Numerous defenders of Myriad often claim that the patents do not cover naturally-occurring genes, but rather only "methods" created by humans, or "isolated and purified" genes, which they allege can only be created by man. After all, they claim, isolated genes do not appear in nature, and it takes the work of humans to create them. This is, of course, hogwash. Isolating a gene is accomplished in nature in the process of cellular metabolism. Protein synthesis is accomplished without human intervention, much less, human invention, because various forms of RNA read the beginnings and ends of genes, omit the introns, and construct proteins from the remaining (exon) codons. So, merely finding the beginning and end of a gene is, as I have analogized in my book and elsewhere, equivalent to reading a map, and noting a geographical feature therein. Nature made the feature, and defined its borders, and we simply find it and model it. So that's the "isolation" and it doesn't warrant patent.

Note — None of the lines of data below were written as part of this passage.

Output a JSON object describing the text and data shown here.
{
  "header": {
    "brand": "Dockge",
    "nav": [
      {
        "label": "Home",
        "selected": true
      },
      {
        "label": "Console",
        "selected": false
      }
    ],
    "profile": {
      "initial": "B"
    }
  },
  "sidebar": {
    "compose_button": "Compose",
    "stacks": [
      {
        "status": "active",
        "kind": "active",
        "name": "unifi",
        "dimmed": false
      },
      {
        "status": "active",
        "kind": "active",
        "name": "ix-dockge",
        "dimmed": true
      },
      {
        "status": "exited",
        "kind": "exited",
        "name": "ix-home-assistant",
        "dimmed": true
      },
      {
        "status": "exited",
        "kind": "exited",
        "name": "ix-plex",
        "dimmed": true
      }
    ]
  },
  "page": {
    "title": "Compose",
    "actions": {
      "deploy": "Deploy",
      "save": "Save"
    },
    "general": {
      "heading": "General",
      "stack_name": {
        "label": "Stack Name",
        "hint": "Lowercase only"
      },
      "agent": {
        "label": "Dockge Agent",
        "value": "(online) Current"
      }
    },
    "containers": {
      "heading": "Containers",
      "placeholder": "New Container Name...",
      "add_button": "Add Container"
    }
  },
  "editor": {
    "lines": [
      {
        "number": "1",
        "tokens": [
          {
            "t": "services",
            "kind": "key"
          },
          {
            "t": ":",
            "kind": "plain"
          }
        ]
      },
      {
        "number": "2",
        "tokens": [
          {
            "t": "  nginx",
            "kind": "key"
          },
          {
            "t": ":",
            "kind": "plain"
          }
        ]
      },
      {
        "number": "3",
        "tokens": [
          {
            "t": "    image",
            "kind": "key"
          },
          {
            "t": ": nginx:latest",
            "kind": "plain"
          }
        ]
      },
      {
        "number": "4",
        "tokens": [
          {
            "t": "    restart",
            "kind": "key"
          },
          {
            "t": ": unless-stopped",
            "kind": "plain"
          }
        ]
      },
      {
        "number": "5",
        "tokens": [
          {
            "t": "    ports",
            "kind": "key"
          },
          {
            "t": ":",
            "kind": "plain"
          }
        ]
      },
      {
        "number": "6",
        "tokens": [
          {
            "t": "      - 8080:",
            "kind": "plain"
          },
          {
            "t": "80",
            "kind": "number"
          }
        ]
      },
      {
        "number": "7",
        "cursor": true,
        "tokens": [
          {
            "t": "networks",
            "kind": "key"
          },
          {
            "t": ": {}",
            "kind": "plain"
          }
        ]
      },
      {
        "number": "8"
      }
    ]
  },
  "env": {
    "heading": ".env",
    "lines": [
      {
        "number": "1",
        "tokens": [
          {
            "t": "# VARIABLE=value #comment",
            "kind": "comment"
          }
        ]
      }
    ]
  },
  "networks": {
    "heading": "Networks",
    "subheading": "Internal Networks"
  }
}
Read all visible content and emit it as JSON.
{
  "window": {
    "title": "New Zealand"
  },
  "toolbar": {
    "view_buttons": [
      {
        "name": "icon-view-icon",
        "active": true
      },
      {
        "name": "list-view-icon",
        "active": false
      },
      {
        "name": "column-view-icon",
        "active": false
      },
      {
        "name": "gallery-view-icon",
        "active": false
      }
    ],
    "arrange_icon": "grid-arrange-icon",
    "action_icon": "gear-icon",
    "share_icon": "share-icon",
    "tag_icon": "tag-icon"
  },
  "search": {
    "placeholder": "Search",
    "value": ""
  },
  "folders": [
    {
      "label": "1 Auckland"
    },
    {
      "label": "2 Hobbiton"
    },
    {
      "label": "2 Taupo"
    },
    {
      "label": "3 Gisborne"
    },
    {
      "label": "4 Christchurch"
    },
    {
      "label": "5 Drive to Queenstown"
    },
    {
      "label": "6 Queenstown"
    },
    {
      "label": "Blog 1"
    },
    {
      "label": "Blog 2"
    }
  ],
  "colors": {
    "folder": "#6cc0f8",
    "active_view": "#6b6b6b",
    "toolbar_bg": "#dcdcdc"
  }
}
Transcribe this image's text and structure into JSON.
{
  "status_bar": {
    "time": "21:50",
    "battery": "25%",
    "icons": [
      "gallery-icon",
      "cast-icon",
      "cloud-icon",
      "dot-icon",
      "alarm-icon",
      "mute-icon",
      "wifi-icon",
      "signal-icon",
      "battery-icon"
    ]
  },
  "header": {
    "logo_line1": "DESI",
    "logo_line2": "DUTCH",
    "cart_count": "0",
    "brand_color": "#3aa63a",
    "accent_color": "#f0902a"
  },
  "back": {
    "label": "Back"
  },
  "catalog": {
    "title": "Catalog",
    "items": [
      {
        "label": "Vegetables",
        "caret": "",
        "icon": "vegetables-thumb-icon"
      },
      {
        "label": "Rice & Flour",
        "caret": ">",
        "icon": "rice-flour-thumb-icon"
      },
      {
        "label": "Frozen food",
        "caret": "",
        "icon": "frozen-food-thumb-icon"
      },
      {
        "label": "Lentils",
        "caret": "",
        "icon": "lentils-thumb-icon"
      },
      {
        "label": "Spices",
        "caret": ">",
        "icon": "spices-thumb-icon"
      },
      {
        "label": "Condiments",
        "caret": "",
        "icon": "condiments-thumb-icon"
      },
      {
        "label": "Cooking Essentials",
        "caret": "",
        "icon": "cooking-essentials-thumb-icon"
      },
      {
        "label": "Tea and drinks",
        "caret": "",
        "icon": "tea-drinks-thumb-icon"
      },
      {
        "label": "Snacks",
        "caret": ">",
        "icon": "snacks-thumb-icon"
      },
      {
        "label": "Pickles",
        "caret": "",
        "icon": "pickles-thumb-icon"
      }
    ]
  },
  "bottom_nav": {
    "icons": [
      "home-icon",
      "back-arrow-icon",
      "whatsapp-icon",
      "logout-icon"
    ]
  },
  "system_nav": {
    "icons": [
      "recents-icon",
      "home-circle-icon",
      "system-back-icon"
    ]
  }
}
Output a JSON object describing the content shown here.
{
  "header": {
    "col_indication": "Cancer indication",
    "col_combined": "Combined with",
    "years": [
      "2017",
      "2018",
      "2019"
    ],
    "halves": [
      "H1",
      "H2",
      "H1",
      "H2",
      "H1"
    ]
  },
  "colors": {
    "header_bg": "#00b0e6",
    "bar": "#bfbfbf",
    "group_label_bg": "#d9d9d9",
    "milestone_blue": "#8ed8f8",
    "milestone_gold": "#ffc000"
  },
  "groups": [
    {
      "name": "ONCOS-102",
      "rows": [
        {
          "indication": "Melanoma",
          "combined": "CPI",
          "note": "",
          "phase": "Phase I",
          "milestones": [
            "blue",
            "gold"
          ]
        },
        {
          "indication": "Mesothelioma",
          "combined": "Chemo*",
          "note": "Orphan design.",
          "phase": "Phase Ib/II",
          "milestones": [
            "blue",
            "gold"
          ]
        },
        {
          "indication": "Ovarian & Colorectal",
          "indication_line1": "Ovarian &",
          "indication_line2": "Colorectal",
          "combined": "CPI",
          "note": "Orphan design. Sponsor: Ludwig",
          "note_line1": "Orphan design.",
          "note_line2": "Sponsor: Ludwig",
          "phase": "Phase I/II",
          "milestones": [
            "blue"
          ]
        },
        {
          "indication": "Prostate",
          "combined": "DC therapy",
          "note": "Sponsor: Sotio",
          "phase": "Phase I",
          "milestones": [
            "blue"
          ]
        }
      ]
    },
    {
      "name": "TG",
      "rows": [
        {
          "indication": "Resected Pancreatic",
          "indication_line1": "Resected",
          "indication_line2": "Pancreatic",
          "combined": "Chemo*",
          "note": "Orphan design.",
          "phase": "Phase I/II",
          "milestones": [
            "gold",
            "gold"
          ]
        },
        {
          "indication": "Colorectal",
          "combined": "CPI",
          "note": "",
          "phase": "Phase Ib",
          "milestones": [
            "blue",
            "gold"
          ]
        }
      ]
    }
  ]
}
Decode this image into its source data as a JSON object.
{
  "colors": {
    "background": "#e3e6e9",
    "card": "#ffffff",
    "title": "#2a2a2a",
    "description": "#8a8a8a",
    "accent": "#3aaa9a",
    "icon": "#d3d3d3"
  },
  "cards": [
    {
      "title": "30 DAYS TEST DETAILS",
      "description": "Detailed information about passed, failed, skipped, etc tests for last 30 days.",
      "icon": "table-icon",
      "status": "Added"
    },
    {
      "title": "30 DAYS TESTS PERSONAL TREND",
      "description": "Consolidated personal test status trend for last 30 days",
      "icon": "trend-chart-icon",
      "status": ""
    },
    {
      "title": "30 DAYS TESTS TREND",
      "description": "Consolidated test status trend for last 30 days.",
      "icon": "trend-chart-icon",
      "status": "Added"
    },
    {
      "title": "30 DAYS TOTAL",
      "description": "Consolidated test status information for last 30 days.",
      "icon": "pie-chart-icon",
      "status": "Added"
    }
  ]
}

The "purification" part is part of nature's bag of tricks too, as mRNA skips the introns (the non-protein coding regions), and in fact some laboratory methods for creating cDNA (thus "purifying" DNA) use mRNA to accomplish this. Again, nothing at all inventive.
Finally, the Myriad patents on BRCA1 and 2 claim un-modified genes -- mutations in the BRCA1 and 2 gene that occur naturally. Their sole inventive claim is "isolation." See the patent yourself, and look at the claims (pp. 153-156). Look specifically at this:
"1. An isolated DNA coding for a BRCA1 polypeptide, said polypeptide having the amino acid sequence set forth in SEQ ID NO:2.
2. The isolated DNA of claim 1, wherein said DNA has the nucleotide sequence set forth in SEQ ID NO:1.
5. An isolated DNA having at least 15 nucleotides of the DNA of claim 1.
6. An isolated DNA having at least 15 nucleotides of the DNA of claim 2."
Now, note: these are not method claims, they are not claims for cDNA, but rather over naturally-occurring mutations to naturally-occurring genes. As I discuss above, and in my book, and elsewhere in this blog, this is not inventive at all. Rewarding for discovery of laws of nature goes beyond the scope of patent, and it inhibits research, and access to the "commons by necessity" that is the human genome and laws of nature in general.
It is like saying that since detached bird wings do not exist in nature, one ought to be able to patent detached bird wings. It's madness, and everyone except patent lawyers and others getting wealthy off this insanity can see that.